Called to serve with Jesus
The Uniting Church is celebrating the formal admission of Rev Mark Kickett as a Minister of the Word in the UCA. Mark is the National Interim Chair of the Uniting Aboriginal and Islander Christian Congress (UAICC).
In a joyful occasion for the UCA, a Service of Admission was held at Adelaide West Uniting Church on Saturday 18 September.
Welcoming Mark’s formal admission as a UCA Minister, UCA President Rev Sharon Hollis said, “We thank God for the ministry of Mark in the Uniting Church and in UAICC. The whole church is gifted by his deep faith and love for Jesus. We give thanks for his leadership of UAICC and in our covenantal relationship as First and Second Peoples.”
For Mark, it is another step in a deeply-felt call to serve Christ and share the Gospel, particularly in the context of Congress and the UCA.
“I am extremely proud. I think it’s a validation of the journey I am on and consolidates a long and significant relationship between myself and Uniting Church and the role I am playing with Congress. It is a continued affirmation of God’s call on my life to ministry,” said Mark this week.

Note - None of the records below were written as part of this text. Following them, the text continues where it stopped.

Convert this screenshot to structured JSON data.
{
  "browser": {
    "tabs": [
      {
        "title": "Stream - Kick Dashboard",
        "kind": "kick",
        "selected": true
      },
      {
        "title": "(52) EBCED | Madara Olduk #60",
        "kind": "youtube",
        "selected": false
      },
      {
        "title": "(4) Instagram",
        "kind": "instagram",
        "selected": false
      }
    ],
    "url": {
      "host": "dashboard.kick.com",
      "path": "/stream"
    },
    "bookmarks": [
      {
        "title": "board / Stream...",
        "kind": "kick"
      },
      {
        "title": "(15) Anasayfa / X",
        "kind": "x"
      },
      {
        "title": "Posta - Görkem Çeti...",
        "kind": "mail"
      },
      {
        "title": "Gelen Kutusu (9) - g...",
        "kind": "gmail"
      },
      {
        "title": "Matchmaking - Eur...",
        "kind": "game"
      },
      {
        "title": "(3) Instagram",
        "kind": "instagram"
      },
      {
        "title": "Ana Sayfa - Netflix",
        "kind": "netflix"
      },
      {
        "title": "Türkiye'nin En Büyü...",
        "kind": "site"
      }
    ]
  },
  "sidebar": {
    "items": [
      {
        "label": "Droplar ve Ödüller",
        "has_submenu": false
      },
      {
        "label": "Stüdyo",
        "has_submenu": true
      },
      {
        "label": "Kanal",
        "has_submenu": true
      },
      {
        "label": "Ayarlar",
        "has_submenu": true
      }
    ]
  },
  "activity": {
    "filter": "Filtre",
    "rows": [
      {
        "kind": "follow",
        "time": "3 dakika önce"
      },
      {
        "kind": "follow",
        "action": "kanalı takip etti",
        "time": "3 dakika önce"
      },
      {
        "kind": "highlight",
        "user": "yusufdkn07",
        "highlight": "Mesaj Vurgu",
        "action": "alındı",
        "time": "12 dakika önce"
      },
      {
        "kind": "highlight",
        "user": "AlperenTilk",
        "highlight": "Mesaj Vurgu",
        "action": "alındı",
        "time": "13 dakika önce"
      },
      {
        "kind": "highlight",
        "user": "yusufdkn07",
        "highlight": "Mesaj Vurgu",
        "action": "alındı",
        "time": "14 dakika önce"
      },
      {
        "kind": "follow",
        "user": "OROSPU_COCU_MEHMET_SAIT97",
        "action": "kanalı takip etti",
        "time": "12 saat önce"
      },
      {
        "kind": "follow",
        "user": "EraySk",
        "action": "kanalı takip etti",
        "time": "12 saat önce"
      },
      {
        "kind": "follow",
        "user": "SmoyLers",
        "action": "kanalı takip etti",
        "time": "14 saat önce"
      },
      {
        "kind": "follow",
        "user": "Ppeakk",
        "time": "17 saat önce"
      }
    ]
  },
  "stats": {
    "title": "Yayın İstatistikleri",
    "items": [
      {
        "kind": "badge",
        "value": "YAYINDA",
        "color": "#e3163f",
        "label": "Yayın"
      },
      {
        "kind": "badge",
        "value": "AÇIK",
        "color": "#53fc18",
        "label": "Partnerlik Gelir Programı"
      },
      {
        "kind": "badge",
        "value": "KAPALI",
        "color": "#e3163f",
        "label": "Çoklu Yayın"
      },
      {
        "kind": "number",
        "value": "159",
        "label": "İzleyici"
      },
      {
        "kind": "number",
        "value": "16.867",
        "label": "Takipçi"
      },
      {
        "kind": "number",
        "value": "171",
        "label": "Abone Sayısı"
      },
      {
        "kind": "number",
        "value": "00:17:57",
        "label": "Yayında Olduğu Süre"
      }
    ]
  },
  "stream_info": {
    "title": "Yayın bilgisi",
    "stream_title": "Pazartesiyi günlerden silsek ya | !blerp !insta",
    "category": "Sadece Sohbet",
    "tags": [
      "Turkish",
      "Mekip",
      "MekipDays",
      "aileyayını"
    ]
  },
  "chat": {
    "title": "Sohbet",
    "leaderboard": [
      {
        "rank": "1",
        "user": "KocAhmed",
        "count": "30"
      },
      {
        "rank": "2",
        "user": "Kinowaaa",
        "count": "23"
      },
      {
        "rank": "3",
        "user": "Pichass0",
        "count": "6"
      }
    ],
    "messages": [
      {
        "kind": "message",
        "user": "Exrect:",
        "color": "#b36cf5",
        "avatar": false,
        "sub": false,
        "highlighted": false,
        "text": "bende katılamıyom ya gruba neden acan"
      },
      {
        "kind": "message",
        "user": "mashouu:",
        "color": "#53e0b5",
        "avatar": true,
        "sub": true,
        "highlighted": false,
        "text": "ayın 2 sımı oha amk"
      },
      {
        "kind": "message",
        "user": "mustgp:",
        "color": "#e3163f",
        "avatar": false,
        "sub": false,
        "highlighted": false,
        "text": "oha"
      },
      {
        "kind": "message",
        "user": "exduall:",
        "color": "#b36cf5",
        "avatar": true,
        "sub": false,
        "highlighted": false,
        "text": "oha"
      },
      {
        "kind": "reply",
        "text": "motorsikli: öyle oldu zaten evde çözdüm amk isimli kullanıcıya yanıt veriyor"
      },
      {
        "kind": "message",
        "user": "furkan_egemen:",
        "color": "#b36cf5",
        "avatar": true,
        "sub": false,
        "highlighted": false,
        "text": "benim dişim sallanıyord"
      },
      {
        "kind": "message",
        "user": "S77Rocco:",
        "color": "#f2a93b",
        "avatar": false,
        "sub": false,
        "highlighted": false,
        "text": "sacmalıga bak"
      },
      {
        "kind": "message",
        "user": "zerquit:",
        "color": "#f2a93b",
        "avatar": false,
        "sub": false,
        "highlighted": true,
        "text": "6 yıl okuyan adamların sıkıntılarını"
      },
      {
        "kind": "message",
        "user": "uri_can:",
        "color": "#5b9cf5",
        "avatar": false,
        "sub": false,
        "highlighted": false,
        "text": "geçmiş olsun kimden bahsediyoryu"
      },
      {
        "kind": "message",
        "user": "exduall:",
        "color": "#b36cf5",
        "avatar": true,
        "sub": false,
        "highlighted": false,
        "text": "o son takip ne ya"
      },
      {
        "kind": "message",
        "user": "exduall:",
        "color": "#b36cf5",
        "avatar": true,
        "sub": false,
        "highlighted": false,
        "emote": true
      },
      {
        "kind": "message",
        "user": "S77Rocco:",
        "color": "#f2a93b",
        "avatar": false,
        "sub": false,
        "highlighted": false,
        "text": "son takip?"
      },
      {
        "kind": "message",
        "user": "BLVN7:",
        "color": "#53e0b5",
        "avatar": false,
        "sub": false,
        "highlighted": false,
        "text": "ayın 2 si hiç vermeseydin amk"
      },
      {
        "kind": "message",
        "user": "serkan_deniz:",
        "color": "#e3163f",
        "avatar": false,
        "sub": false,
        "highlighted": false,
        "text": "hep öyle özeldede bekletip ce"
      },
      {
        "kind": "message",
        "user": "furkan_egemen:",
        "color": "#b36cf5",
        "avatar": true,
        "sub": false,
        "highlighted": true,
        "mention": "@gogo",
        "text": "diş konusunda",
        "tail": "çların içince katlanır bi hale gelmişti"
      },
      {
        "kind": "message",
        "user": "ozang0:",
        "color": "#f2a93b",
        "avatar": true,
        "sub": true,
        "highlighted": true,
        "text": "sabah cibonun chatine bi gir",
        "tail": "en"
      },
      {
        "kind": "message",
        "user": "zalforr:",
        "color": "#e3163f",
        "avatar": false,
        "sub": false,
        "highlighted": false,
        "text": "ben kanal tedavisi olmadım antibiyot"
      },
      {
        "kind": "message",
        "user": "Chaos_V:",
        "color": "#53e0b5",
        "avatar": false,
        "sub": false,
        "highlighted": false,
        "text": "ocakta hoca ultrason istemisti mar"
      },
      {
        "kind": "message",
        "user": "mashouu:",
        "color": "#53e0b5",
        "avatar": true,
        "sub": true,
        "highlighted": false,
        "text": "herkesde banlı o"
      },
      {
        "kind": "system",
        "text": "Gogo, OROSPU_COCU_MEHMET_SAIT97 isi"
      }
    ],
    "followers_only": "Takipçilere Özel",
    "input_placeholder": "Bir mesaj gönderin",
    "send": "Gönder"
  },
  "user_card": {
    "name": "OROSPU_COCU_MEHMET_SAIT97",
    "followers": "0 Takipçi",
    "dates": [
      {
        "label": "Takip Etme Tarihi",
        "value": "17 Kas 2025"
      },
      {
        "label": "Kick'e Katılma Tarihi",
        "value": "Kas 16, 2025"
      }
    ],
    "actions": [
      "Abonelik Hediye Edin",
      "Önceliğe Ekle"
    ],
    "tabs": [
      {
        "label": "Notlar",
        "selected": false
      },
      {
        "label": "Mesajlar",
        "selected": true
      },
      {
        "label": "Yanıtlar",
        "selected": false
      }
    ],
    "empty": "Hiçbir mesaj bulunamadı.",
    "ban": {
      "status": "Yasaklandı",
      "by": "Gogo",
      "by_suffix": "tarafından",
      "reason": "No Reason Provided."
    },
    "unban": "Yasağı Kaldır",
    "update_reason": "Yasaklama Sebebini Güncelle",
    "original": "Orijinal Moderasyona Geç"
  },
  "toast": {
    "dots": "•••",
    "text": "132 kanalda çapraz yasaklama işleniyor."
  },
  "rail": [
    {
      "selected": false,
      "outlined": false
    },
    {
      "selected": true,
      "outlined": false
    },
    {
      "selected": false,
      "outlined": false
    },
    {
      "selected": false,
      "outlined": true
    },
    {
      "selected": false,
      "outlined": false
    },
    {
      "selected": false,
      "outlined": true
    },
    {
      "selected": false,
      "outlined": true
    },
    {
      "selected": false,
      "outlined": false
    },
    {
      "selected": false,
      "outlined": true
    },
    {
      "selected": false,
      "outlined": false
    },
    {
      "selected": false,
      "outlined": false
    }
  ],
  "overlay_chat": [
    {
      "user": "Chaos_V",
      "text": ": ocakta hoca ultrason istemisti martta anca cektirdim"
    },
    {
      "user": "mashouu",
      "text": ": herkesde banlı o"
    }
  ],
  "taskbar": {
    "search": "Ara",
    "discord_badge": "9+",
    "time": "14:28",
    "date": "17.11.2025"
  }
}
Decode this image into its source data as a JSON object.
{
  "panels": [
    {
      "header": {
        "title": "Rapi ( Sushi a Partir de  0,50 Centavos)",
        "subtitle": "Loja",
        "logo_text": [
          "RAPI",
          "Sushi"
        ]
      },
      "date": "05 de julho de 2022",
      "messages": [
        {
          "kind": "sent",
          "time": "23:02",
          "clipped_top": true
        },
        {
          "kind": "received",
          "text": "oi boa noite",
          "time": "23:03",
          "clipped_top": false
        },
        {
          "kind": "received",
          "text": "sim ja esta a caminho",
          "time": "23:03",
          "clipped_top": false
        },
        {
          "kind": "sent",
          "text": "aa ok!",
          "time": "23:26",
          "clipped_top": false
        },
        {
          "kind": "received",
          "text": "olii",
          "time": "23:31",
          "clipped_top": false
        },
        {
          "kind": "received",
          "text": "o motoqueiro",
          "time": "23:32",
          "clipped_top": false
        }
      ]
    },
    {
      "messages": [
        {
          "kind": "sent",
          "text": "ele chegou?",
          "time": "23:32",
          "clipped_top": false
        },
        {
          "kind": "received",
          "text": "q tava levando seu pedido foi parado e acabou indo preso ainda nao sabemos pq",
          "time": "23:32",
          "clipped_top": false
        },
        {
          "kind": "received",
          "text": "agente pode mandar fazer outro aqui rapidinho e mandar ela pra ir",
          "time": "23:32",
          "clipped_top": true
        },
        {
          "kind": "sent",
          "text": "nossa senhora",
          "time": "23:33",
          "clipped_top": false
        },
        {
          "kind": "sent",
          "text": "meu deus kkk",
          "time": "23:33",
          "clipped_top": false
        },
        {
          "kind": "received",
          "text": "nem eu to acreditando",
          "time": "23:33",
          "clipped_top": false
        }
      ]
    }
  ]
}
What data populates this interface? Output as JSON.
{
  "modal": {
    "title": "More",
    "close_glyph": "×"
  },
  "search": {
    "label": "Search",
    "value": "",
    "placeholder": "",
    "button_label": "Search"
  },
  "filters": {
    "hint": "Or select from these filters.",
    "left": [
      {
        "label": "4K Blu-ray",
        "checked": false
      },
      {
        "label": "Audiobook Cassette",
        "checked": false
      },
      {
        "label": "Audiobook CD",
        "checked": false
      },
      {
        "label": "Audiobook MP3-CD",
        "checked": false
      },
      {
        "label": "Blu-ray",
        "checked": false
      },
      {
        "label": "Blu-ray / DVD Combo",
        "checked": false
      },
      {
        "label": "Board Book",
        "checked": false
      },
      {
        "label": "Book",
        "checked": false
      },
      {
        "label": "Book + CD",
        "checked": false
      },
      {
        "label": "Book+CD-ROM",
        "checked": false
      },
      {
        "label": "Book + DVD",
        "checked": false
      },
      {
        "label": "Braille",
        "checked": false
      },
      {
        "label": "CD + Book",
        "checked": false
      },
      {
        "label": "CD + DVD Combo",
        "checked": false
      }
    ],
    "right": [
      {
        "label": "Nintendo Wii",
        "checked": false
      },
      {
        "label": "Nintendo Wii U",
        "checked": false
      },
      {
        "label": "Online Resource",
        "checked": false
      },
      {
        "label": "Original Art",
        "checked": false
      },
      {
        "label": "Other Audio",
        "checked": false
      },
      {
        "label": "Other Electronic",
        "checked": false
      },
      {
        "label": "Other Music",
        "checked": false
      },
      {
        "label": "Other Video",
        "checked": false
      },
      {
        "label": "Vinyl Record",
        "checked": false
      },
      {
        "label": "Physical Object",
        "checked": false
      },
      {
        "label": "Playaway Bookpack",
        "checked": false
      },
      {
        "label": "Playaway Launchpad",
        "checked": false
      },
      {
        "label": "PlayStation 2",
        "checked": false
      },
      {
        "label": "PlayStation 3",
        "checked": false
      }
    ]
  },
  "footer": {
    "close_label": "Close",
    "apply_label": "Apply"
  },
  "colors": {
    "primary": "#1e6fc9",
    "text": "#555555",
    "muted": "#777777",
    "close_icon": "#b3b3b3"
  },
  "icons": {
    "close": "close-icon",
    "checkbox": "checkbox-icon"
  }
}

A Noongar man from south west WA, Mark was ordained a minister in the Baptist Church in the 1990s. His ministry has taken him from Brisbane to Perth, Broken Hill and Kalparrin near Murray Bridge in South Australia.
Mark has long had a passion for empowering young Aboriginal people to grow their faith and leadership. Throughout his ministry has been connected to the work of Congress through his relationships with key Congress leaders, including Denise Champion and the Lester family. From 2016, he served as the State Development Officer for UAICC in SA, and in April 2020 was appointed UAICC National Interim Chair.
However, a call to ministry was not always on the cards for Mark. In his youth, Mark was far more intent on a career on the cricket pitch or football field than inside the church.
Born in Narrogin in the wheatbelt region of WA, Mark spent his early childhood “living off the land” among family and community. But his life took a turn when he was placed in foster care in a white middle-class family in Perth.
In retelling his call to ministry for the President’s Conference this year, Mark said his first experiences of racism were as a child, and they left a deep mark.
“The whole issue of racism was real, it was hard and it was challenging for a little six-year-old boy.”
“Racism for me within the church was very blatant. I often thought, what is this, having to be a Christian and walking with God when these people proclaim one thing but live another way? So it didn’t resonate. It didn’t ring true.”
He recalls when his evangelical Christian foster parents told him of a dream they had in which Mark was a preacher. At the time he was embarrassed, far more intent on playing cricket for Australia, but he says, “that conversation never left me. From that night onwards, I struggled with it. I went over it time and time again. The course of my life developed, and the world started to take a different shape and focus.”
Towards the mid-70s, rights for Aboriginal people in Australia began to change.
“My mother was able to challenge what was then called the ‘native welfare’ and challenge for us to be returned to her care.”
This was also the time that Mark’s personal journey with Jesus began.
“It was about the time of the revivals that came from Elcho Island down through Yolngu country, into APY Lands, through the Goldfields and into WA, when Aboriginal people started to come to life in this whole new way of knowing Jesus. We were hearing and seeing Aboriginal pastors.”
“I remember being an Easter camp at Mogumber Mission where Uncle Ben Mason was sharing, and he challenged the young people. I was probably 15 or 16. And I heard that call again. Very clearly. And it was at that time that I finally responded in an affirmation that I would follow Jesus.”
The sense that Jesus walks with him continues to guide Mark in his call to discipleship and ministry.
“One of the beautiful texts from the Bible that really speaks into my heart is the story where the disciples are leaving Jerusalem, walking away on the road to Emmaus. Their hearts were broken. Their whole life had been shattered, in turmoil. And Jesus himself drew near and walked with them on that journey – in the struggle, in the turmoil and what seemed to be the defeat of their life.”
“And that’s been my story, that I know that Jesus has come and he’s walked with me and continues to walk every day with me.”
“Sometimes you feel like you’re kicking and screaming, resisting where God is calling, but somehow God speaks a way into your heart that changes and transforms.”
Congratulations and welcome to Mark as a Minister of the word in the UCA!
Photo credit: Thanks to the Synod of South Australia for the above photos from the Service of Admission for Rev Mark Kickett on 18 September at Adelaide West Uniting Church at the conclusion of the SA Synod Expo.